Table
Self-reported vaccination intentions against novel H1N1 if vaccine becomes available by uptake of seasonal influenza vaccine during the 2008-09 season for US adults age 18 and older

Footnotes

Publisher's Disclaimer: This is a PDF file of an unedited manuscript that has been accepted for publication. As a service to our customers we are providing this early version of the manuscript. The manuscript will undergo copyediting, typesetting, and review of the resulting proof before it is published in its final citable form.
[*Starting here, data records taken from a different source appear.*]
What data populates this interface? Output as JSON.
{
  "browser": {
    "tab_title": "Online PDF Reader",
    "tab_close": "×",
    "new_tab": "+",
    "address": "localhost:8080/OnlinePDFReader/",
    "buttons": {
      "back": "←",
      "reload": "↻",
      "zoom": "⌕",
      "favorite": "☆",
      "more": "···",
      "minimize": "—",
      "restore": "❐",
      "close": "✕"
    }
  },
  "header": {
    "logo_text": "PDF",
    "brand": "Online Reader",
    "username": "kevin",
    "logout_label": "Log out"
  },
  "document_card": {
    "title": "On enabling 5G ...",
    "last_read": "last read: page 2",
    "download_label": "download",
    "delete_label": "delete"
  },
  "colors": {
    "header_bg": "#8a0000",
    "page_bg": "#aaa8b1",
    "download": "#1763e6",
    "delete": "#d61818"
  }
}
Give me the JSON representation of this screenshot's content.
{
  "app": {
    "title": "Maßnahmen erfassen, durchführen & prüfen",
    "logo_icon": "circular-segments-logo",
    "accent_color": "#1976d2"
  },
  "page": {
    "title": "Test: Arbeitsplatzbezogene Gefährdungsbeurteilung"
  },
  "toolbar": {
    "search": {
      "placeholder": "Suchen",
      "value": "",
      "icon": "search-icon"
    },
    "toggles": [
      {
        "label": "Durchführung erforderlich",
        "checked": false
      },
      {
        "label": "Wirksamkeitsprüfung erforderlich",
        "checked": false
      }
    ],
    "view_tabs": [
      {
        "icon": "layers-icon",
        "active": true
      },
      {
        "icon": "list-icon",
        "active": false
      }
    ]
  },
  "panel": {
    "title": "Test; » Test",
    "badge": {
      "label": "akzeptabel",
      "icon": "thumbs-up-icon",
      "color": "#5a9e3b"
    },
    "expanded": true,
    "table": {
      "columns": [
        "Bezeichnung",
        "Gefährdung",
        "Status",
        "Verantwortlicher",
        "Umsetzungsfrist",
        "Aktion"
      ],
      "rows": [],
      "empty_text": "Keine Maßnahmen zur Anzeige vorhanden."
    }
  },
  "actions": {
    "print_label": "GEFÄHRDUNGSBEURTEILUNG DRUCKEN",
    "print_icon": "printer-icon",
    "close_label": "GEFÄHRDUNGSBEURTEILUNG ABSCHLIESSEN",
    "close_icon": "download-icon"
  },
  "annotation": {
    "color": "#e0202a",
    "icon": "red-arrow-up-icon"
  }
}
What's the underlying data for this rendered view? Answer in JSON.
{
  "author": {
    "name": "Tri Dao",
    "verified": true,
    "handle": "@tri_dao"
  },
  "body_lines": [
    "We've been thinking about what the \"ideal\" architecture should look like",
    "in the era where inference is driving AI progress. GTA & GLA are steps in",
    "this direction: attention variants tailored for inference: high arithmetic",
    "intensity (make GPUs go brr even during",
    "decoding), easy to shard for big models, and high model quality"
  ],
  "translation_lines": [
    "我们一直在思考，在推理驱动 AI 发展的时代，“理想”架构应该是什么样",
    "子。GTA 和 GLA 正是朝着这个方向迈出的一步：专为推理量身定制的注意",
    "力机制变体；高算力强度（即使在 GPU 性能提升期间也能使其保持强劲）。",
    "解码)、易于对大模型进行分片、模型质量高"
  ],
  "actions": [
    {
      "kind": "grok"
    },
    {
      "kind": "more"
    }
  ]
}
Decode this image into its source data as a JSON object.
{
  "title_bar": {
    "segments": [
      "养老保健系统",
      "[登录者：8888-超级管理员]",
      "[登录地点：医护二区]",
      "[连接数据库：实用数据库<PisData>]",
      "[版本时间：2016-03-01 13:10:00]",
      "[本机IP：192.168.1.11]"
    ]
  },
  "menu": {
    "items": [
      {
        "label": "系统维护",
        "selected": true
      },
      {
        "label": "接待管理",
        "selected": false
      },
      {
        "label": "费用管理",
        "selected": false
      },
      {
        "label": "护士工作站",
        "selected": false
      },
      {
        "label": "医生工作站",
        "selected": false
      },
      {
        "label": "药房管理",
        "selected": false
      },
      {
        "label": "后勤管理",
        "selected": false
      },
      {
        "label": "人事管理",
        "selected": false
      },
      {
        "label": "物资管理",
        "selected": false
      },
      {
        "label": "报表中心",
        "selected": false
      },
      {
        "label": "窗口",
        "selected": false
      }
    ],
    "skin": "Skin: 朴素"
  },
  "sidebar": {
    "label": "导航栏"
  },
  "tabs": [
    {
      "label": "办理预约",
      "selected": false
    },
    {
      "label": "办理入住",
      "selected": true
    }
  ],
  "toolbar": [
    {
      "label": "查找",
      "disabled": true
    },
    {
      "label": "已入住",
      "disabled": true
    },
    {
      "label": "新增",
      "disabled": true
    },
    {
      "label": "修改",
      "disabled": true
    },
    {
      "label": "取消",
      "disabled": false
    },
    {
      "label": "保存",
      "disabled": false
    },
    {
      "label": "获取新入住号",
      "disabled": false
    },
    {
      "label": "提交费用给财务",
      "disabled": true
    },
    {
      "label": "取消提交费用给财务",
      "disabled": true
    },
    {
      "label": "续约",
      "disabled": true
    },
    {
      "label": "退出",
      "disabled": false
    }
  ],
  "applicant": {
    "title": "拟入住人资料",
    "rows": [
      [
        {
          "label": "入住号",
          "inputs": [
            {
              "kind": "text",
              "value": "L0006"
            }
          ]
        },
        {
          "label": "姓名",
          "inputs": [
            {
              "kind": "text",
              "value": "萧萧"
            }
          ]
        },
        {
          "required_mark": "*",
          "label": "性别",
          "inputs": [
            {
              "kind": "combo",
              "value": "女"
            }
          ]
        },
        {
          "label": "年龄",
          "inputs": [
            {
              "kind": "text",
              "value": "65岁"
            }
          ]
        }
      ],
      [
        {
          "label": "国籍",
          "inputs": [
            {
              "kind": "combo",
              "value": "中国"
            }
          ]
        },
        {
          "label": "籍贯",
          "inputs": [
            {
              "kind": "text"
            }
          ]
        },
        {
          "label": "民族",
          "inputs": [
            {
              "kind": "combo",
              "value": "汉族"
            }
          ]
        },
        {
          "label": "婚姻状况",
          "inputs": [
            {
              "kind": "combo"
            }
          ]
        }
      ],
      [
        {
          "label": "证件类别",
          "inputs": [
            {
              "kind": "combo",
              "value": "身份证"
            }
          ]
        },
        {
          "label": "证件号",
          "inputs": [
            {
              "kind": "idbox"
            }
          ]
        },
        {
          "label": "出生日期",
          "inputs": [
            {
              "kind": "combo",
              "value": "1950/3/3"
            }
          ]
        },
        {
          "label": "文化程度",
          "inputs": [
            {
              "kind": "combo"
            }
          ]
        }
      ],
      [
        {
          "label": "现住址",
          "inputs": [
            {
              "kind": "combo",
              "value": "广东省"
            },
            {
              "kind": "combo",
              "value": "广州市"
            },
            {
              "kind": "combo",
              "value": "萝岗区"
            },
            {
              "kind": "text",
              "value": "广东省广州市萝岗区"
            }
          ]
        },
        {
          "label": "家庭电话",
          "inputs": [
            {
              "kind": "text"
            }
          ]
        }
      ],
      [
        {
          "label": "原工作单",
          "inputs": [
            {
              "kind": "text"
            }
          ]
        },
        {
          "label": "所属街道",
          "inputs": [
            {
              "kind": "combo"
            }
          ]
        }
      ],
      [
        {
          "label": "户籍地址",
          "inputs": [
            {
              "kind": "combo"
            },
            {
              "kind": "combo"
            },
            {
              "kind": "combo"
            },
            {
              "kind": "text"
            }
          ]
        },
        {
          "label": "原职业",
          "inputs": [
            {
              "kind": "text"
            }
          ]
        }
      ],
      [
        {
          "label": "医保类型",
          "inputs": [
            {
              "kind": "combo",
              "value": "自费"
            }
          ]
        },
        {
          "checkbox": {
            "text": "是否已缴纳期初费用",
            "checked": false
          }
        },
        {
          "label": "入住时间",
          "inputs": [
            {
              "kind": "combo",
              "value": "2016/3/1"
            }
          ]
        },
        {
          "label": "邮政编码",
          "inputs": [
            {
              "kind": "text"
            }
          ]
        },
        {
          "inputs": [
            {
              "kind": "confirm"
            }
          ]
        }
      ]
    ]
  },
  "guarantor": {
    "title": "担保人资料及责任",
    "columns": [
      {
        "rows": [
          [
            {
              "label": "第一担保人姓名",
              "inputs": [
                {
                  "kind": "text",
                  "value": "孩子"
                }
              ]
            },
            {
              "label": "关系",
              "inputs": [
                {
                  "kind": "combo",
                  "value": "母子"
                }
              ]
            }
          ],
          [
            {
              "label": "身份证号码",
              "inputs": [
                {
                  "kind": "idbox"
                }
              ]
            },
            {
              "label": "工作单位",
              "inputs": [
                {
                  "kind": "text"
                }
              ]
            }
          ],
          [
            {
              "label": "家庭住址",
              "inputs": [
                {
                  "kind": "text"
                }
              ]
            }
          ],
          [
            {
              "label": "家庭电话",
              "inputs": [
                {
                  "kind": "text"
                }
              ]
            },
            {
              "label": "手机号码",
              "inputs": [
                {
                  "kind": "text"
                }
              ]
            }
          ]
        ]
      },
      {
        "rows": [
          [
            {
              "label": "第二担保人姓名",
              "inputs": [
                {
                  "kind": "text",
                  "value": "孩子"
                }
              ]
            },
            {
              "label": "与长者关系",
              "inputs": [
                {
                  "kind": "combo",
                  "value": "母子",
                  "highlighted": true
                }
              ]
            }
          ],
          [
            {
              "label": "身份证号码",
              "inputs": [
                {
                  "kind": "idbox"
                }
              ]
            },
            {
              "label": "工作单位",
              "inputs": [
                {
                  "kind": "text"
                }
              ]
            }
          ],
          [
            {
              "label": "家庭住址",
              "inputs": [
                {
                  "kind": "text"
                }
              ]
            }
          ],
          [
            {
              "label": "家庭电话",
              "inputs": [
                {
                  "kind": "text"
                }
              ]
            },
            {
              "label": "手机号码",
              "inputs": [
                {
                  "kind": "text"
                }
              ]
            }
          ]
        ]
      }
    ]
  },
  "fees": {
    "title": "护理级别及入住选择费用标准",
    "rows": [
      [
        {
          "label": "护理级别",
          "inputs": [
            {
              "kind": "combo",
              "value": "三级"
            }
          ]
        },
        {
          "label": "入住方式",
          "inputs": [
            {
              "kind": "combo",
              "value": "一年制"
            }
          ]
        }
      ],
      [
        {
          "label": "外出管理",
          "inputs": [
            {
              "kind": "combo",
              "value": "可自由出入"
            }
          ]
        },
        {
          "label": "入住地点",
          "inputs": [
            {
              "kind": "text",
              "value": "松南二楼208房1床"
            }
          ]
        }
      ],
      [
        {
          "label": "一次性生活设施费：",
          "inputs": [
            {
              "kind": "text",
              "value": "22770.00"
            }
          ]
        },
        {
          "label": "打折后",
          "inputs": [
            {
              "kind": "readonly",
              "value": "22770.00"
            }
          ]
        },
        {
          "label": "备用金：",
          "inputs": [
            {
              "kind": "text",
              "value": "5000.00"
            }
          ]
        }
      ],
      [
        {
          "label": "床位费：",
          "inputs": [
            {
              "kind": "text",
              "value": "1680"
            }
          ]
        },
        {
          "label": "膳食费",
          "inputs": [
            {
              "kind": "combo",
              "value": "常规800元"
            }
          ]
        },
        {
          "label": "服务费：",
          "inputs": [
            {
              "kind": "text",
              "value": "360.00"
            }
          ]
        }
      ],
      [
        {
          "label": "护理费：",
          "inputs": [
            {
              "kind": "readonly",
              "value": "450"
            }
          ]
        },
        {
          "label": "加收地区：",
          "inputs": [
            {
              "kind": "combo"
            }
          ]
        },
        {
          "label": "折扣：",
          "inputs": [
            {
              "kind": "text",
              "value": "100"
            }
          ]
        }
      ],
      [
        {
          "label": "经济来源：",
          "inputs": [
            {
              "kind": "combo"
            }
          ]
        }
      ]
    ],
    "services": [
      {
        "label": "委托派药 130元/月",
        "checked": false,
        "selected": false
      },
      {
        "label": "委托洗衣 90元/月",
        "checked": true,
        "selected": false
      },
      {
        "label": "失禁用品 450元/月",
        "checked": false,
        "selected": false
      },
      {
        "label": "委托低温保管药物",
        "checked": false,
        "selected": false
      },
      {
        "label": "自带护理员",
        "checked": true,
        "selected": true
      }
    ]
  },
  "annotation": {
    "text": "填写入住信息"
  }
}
Please note that during the production process errors may be discovered which could affect the content, and all legal disclaimers that apply to the journal pertain.

References

1. World Health Organization World Now at the Start of 2009 Influenza Pandemic. Statement to the Press by WHO Director-General Dr Margaret Chan. [accessed 17 June 2009]. Jun 112009. http://www.who.int/mediacentre/news/statements/2009/h1n1_pandemic_phase6_20090611/en/index.html
2. U.S. Department of Health and Human Services HHS Takes Additional Steps Toward Development of Vaccine for the Novel Influenza A (H1N1) [accessed 17 June 2009]. http://www.hhs.gov/news/press/2009pres/05/20090522b.html Press Release 22 May 2009.
3. Centers for Disease Control and Prevention Influenza: Self-reported vaccination coverage trends 1989-2007. [accessed 13 May, 2009]. http://www.cdc.gov/vaccines/stats-surv/imzcoverage.htm#nhis
4. American Life Panel [accessed 20 June 2009]. http://www.rand.org/labor/roybalfd/american_life.html
5. Juster FT. Consumer Buying Intensions abd Purchase Probability: AN Experiment in Survey Design. Journal of the American Statistical Association. 1966;61(315):658–696.
6. Manski CF. The Use of Intention Data to Predict Behavior: A Best-Case Analysis. Journal of the American Statistical Association. 1990;85(412):934–940.
7. U.S. Census Bureau Resident population: National population estimates for the 2000s. [accessed 12 May 2009]. Jan 112008. http://www.census.gov/popest/national/asrh/2007-nat-res.html
8. Lindley MC, Wortley PM, Winston CA, Bardenheier BH. The Role of Attitudes in Understanding Disparities in Adult Influenza Vaccination. American Journal of Preventive Medicine. 2006;31(4):281–285. [PubMed]